#### EXERCISE
Repeat back the entries that follow, keeping every word as it is.

Entries from a dataset of interfaces:
>>>

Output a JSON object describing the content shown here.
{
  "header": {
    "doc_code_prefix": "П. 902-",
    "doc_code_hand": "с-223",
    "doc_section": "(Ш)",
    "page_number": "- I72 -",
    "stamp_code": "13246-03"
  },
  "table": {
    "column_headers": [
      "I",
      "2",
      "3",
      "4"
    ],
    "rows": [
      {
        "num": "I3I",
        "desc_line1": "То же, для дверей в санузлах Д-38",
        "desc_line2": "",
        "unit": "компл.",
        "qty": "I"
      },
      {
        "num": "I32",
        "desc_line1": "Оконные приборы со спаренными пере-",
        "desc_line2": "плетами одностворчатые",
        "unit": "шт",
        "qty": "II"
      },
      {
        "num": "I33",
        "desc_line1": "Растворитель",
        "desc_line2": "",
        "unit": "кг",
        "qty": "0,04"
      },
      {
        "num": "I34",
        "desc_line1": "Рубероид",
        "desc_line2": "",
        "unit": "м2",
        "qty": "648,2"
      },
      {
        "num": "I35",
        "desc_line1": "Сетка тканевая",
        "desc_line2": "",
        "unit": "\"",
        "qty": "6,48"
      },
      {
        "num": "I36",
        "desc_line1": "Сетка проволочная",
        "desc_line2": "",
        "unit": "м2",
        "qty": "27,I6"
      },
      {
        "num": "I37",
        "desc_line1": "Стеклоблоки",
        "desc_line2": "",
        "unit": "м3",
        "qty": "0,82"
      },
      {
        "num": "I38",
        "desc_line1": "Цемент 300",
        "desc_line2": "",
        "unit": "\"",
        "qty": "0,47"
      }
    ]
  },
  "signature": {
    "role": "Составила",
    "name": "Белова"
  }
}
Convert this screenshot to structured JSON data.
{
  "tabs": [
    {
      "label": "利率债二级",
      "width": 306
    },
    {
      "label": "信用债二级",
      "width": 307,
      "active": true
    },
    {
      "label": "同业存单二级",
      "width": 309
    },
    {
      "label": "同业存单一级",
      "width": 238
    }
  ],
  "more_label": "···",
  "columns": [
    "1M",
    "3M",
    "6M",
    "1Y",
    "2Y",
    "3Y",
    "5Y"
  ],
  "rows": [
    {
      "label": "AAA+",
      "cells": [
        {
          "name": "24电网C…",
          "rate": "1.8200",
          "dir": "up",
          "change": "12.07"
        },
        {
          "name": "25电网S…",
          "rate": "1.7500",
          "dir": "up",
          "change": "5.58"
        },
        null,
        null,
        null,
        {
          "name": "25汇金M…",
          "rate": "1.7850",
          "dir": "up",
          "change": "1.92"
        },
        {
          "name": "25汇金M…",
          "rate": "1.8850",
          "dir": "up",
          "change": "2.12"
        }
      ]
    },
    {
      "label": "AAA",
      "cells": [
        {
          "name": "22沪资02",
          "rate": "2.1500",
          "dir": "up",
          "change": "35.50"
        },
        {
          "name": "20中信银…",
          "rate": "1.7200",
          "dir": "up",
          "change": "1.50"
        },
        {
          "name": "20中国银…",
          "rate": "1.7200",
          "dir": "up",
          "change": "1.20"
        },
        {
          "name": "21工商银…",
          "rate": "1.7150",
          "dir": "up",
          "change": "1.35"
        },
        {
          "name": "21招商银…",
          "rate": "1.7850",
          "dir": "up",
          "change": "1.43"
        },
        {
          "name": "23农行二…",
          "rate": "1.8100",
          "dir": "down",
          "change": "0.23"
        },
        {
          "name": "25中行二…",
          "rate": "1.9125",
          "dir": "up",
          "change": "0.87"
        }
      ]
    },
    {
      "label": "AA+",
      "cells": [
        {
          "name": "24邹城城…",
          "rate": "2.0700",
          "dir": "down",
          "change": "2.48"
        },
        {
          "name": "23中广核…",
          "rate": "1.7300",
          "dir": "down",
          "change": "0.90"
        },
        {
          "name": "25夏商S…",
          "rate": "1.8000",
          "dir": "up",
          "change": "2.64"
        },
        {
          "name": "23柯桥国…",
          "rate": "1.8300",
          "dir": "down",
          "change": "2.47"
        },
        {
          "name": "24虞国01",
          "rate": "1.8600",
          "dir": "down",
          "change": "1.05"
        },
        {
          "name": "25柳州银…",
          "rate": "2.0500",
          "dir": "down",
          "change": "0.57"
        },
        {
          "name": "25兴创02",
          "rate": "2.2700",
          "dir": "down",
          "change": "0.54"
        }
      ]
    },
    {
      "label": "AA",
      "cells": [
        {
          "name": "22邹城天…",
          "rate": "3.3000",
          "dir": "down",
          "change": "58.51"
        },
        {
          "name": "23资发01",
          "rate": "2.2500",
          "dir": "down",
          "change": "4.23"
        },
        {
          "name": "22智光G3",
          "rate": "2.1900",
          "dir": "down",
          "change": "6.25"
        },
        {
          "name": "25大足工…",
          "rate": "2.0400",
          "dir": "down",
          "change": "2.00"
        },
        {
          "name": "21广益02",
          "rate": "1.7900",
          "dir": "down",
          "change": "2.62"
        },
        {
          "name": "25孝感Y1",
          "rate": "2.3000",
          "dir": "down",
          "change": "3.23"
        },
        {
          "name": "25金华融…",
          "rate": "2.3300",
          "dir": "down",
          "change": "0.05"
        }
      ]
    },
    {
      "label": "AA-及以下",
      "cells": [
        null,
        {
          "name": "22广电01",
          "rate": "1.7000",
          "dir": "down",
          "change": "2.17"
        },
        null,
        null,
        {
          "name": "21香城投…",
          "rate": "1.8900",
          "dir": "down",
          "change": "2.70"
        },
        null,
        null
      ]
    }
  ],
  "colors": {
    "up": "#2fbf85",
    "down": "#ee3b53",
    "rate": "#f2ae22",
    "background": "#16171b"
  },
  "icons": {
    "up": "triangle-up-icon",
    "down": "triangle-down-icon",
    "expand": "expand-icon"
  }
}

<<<

#### SOLUTION FOR THIS EXERCISE
Output a JSON object describing the content shown here.
{
  "header": {
    "doc_code_prefix": "П. 902-",
    "doc_code_hand": "с-223",
    "doc_section": "(Ш)",
    "page_number": "- I72 -",
    "stamp_code": "13246-03"
  },
  "table": {
    "column_headers": [
      "I",
      "2",
      "3",
      "4"
    ],
    "rows": [
      {
        "num": "I3I",
        "desc_line1": "То же, для дверей в санузлах Д-38",
        "desc_line2": "",
        "unit": "компл.",
        "qty": "I"
      },
      {
        "num": "I32",
        "desc_line1": "Оконные приборы со спаренными пере-",
        "desc_line2": "плетами одностворчатые",
        "unit": "шт",
        "qty": "II"
      },
      {
        "num": "I33",
        "desc_line1": "Растворитель",
        "desc_line2": "",
        "unit": "кг",
        "qty": "0,04"
      },
      {
        "num": "I34",
        "desc_line1": "Рубероид",
        "desc_line2": "",
        "unit": "м2",
        "qty": "648,2"
      },
      {
        "num": "I35",
        "desc_line1": "Сетка тканевая",
        "desc_line2": "",
        "unit": "\"",
        "qty": "6,48"
      },
      {
        "num": "I36",
        "desc_line1": "Сетка проволочная",
        "desc_line2": "",
        "unit": "м2",
        "qty": "27,I6"
      },
      {
        "num": "I37",
        "desc_line1": "Стеклоблоки",
        "desc_line2": "",
        "unit": "м3",
        "qty": "0,82"
      },
      {
        "num": "I38",
        "desc_line1": "Цемент 300",
        "desc_line2": "",
        "unit": "\"",
        "qty": "0,47"
      }
    ]
  },
  "signature": {
    "role": "Составила",
    "name": "Белова"
  }
}
Convert this screenshot to structured JSON data.
{
  "tabs": [
    {
      "label": "利率债二级",
      "width": 306
    },
    {
      "label": "信用债二级",
      "width": 307,
      "active": true
    },
    {
      "label": "同业存单二级",
      "width": 309
    },
    {
      "label": "同业存单一级",
      "width": 238
    }
  ],
  "more_label": "···",
  "columns": [
    "1M",
    "3M",
    "6M",
    "1Y",
    "2Y",
    "3Y",
    "5Y"
  ],
  "rows": [
    {
      "label": "AAA+",
      "cells": [
        {
          "name": "24电网C…",
          "rate": "1.8200",
          "dir": "up",
          "change": "12.07"
        },
        {
          "name": "25电网S…",
          "rate": "1.7500",
          "dir": "up",
          "change": "5.58"
        },
        null,
        null,
        null,
        {
          "name": "25汇金M…",
          "rate": "1.7850",
          "dir": "up",
          "change": "1.92"
        },
        {
          "name": "25汇金M…",
          "rate": "1.8850",
          "dir": "up",
          "change": "2.12"
        }
      ]
    },
    {
      "label": "AAA",
      "cells": [
        {
          "name": "22沪资02",
          "rate": "2.1500",
          "dir": "up",
          "change": "35.50"
        },
        {
          "name": "20中信银…",
          "rate": "1.7200",
          "dir": "up",
          "change": "1.50"
        },
        {
          "name": "20中国银…",
          "rate": "1.7200",
          "dir": "up",
          "change": "1.20"
        },
        {
          "name": "21工商银…",
          "rate": "1.7150",
          "dir": "up",
          "change": "1.35"
        },
        {
          "name": "21招商银…",
          "rate": "1.7850",
          "dir": "up",
          "change": "1.43"
        },
        {
          "name": "23农行二…",
          "rate": "1.8100",
          "dir": "down",
          "change": "0.23"
        },
        {
          "name": "25中行二…",
          "rate": "1.9125",
          "dir": "up",
          "change": "0.87"
        }
      ]
    },
    {
      "label": "AA+",
      "cells": [
        {
          "name": "24邹城城…",
          "rate": "2.0700",
          "dir": "down",
          "change": "2.48"
        },
        {
          "name": "23中广核…",
          "rate": "1.7300",
          "dir": "down",
          "change": "0.90"
        },
        {
          "name": "25夏商S…",
          "rate": "1.8000",
          "dir": "up",
          "change": "2.64"
        },
        {
          "name": "23柯桥国…",
          "rate": "1.8300",
          "dir": "down",
          "change": "2.47"
        },
        {
          "name": "24虞国01",
          "rate": "1.8600",
          "dir": "down",
          "change": "1.05"
        },
        {
          "name": "25柳州银…",
          "rate": "2.0500",
          "dir": "down",
          "change": "0.57"
        },
        {
          "name": "25兴创02",
          "rate": "2.2700",
          "dir": "down",
          "change": "0.54"
        }
      ]
    },
    {
      "label": "AA",
      "cells": [
        {
          "name": "22邹城天…",
          "rate": "3.3000",
          "dir": "down",
          "change": "58.51"
        },
        {
          "name": "23资发01",
          "rate": "2.2500",
          "dir": "down",
          "change": "4.23"
        },
        {
          "name": "22智光G3",
          "rate": "2.1900",
          "dir": "down",
          "change": "6.25"
        },
        {
          "name": "25大足工…",
          "rate": "2.0400",
          "dir": "down",
          "change": "2.00"
        },
        {
          "name": "21广益02",
          "rate": "1.7900",
          "dir": "down",
          "change": "2.62"
        },
        {
          "name": "25孝感Y1",
          "rate": "2.3000",
          "dir": "down",
          "change": "3.23"
        },
        {
          "name": "25金华融…",
          "rate": "2.3300",
          "dir": "down",
          "change": "0.05"
        }
      ]
    },
    {
      "label": "AA-及以下",
      "cells": [
        null,
        {
          "name": "22广电01",
          "rate": "1.7000",
          "dir": "down",
          "change": "2.17"
        },
        null,
        null,
        {
          "name": "21香城投…",
          "rate": "1.8900",
          "dir": "down",
          "change": "2.70"
        },
        null,
        null
      ]
    }
  ],
  "colors": {
    "up": "#2fbf85",
    "down": "#ee3b53",
    "rate": "#f2ae22",
    "background": "#16171b"
  },
  "icons": {
    "up": "triangle-up-icon",
    "down": "triangle-down-icon",
    "expand": "expand-icon"
  }
}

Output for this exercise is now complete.